Top of Extracted material
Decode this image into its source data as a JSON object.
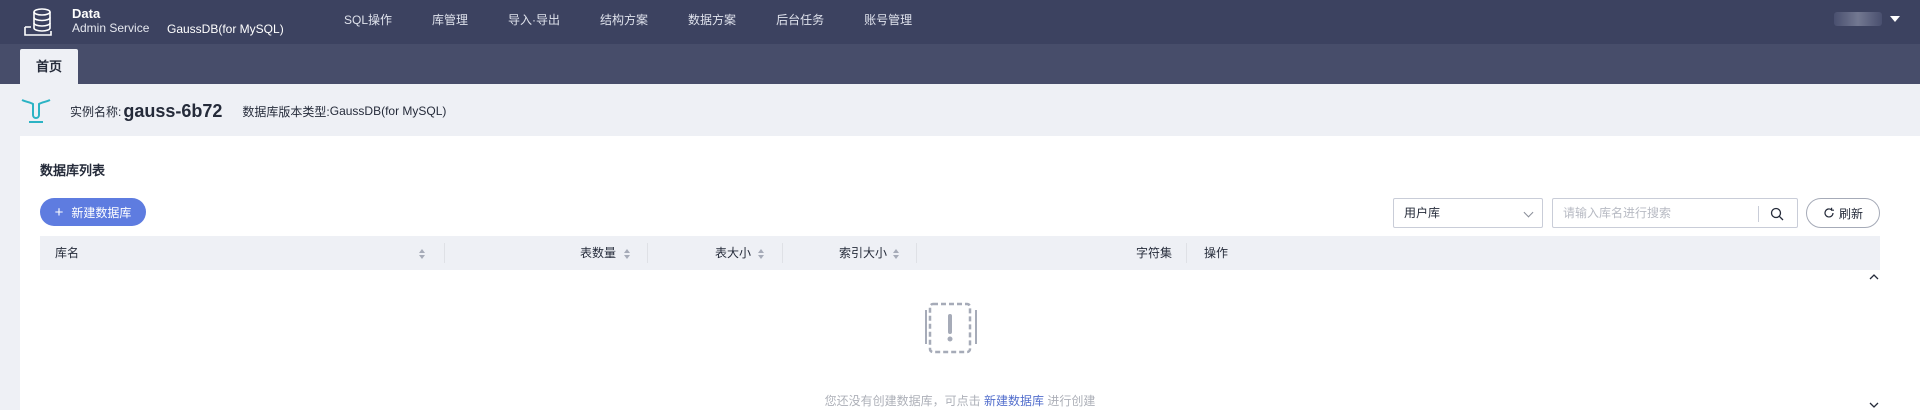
{
  "brand": {
    "line1": "Data",
    "line2": "Admin Service",
    "product": "GaussDB(for MySQL)"
  },
  "nav": [
    "SQL操作",
    "库管理",
    "导入·导出",
    "结构方案",
    "数据方案",
    "后台任务",
    "账号管理"
  ],
  "tabs": {
    "home": "首页"
  },
  "instance": {
    "name_label": "实例名称:",
    "name": "gauss-6b72",
    "type_label": "数据库版本类型:",
    "type": "GaussDB(for MySQL)"
  },
  "card": {
    "title": "数据库列表",
    "new_db_button": "新建数据库",
    "select_value": "用户库",
    "search_placeholder": "请输入库名进行搜索",
    "refresh_button": "刷新"
  },
  "table": {
    "columns": [
      "库名",
      "表数量",
      "表大小",
      "索引大小",
      "字符集",
      "操作"
    ]
  },
  "empty": {
    "prefix": "您还没有创建数据库，可点击",
    "link": "新建数据库",
    "suffix": "进行创建"
  },
  "colors": {
    "topbar": "#3c4260",
    "accent": "#5e7ce0",
    "link": "#526ecc"
  }
}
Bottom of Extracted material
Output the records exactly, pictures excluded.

- Response to the exercise -
Decode this image into its source data as a JSON object.
{
  "brand": {
    "line1": "Data",
    "line2": "Admin Service",
    "product": "GaussDB(for MySQL)"
  },
  "nav": [
    "SQL操作",
    "库管理",
    "导入·导出",
    "结构方案",
    "数据方案",
    "后台任务",
    "账号管理"
  ],
  "tabs": {
    "home": "首页"
  },
  "instance": {
    "name_label": "实例名称:",
    "name": "gauss-6b72",
    "type_label": "数据库版本类型:",
    "type": "GaussDB(for MySQL)"
  },
  "card": {
    "title": "数据库列表",
    "new_db_button": "新建数据库",
    "select_value": "用户库",
    "search_placeholder": "请输入库名进行搜索",
    "refresh_button": "刷新"
  },
  "table": {
    "columns": [
      "库名",
      "表数量",
      "表大小",
      "索引大小",
      "字符集",
      "操作"
    ]
  },
  "empty": {
    "prefix": "您还没有创建数据库，可点击",
    "link": "新建数据库",
    "suffix": "进行创建"
  },
  "colors": {
    "topbar": "#3c4260",
    "accent": "#5e7ce0",
    "link": "#526ecc"
  }
}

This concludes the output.